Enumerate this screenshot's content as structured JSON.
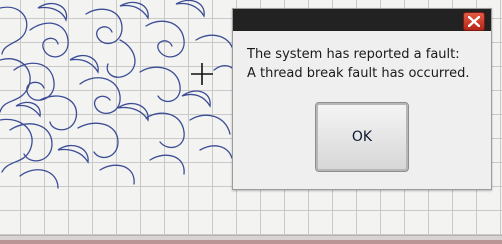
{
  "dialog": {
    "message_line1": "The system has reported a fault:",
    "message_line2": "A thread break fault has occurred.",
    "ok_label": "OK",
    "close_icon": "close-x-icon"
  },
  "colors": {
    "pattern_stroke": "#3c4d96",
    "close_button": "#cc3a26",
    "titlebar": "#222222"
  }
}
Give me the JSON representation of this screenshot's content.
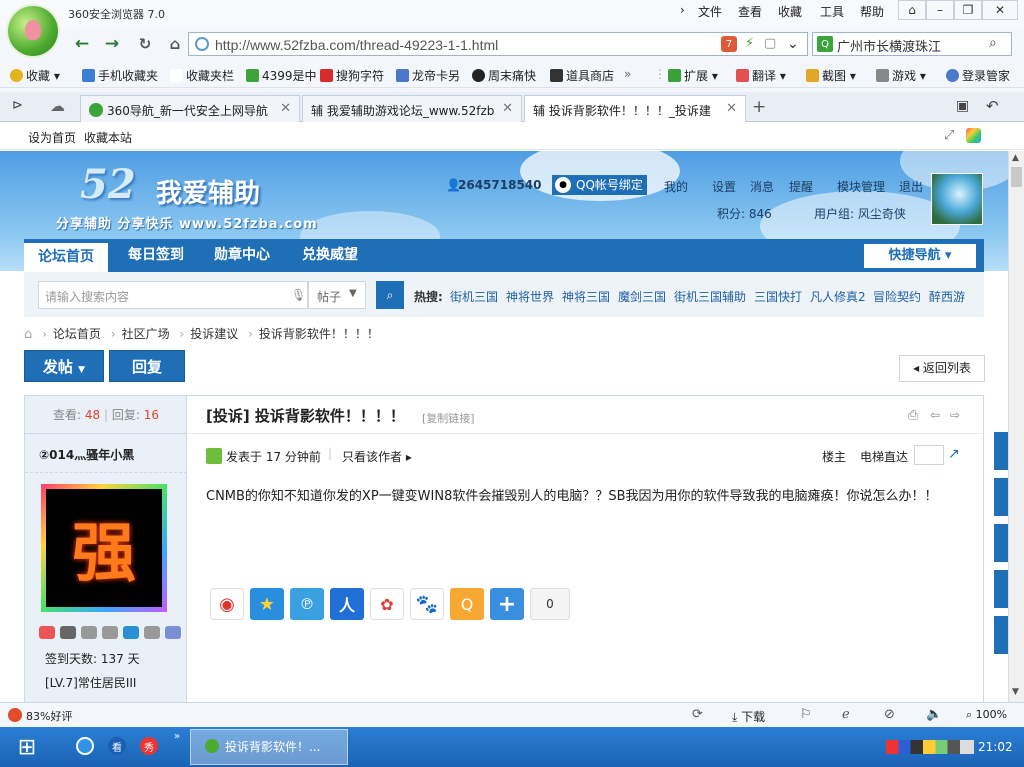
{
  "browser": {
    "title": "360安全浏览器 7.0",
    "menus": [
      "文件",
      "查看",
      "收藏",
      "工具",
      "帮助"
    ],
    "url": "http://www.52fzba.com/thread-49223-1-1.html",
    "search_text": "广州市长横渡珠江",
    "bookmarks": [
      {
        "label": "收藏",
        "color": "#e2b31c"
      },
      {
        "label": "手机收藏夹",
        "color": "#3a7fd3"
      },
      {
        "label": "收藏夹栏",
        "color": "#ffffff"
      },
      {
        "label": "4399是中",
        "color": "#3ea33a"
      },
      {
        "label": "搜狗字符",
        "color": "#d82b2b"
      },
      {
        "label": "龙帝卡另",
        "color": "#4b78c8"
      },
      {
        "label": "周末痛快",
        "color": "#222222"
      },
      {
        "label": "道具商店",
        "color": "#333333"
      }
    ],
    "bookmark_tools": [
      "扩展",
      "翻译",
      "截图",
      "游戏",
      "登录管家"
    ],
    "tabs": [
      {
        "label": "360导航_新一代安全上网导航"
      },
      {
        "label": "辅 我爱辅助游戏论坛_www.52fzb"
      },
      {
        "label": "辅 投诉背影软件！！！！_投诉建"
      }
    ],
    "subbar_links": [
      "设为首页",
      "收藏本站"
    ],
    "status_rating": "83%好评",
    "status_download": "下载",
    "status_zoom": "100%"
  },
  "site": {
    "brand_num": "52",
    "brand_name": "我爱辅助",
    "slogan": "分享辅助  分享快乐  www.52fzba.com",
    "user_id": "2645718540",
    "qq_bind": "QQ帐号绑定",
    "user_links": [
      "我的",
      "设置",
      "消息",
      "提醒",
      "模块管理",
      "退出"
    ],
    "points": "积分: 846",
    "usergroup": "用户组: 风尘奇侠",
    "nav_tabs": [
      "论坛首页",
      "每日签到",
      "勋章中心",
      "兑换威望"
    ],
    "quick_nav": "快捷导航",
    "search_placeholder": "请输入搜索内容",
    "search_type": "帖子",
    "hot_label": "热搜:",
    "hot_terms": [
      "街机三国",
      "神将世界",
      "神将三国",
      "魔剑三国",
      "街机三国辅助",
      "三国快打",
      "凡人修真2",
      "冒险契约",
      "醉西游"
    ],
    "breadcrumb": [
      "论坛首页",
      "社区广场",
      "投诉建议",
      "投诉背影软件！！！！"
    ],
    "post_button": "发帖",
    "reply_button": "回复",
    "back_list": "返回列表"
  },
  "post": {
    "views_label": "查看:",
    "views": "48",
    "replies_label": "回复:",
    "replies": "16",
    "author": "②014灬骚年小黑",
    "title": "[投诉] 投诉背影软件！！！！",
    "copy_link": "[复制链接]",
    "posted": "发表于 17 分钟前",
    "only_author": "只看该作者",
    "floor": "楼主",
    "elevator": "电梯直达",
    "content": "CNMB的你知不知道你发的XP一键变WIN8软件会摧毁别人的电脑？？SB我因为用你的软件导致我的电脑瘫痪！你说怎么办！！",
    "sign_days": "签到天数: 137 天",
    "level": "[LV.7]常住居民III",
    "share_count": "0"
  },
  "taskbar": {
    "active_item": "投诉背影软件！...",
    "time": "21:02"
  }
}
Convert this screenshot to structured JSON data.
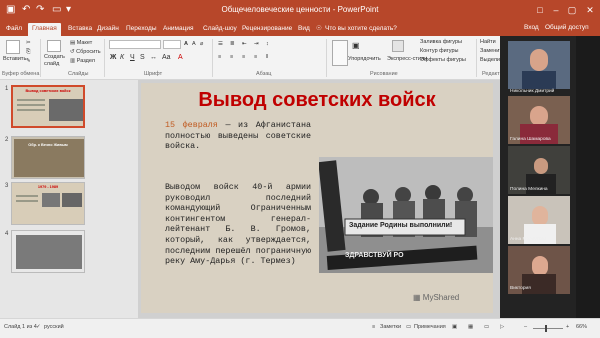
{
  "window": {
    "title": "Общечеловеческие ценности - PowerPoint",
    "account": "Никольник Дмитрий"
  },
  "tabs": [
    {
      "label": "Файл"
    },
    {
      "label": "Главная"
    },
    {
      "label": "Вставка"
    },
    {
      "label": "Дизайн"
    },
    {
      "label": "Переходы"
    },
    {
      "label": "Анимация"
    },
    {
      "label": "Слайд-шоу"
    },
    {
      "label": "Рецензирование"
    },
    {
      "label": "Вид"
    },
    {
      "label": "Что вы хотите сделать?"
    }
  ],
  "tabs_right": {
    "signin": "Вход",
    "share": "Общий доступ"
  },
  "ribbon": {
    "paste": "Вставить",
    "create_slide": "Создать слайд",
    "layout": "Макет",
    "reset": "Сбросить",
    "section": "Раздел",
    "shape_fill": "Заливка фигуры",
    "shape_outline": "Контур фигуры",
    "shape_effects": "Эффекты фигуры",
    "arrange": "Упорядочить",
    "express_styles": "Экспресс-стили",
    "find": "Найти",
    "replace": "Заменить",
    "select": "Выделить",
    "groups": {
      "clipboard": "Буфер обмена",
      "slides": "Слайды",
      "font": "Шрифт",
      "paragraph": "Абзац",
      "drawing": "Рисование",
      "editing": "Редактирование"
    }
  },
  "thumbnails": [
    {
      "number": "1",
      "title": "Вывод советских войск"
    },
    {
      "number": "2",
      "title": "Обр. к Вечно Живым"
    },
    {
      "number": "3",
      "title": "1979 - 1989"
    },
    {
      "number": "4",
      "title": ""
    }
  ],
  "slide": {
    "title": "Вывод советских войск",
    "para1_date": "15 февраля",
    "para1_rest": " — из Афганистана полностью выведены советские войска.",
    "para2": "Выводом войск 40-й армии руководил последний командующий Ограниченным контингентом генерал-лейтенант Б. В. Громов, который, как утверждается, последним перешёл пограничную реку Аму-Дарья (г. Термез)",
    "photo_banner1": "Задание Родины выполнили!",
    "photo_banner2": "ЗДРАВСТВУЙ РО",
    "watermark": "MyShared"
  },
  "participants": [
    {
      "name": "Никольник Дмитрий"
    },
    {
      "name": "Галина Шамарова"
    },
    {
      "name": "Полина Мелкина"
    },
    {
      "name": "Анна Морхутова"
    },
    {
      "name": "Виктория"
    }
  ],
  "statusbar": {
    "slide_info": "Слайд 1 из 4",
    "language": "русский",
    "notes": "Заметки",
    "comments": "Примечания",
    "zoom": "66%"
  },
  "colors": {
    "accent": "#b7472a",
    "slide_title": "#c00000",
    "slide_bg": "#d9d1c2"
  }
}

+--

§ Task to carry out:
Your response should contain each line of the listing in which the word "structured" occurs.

§ Exercise response:
Enumerate this screenshot's content as structured JSON.
Convert this screenshot to structured JSON data.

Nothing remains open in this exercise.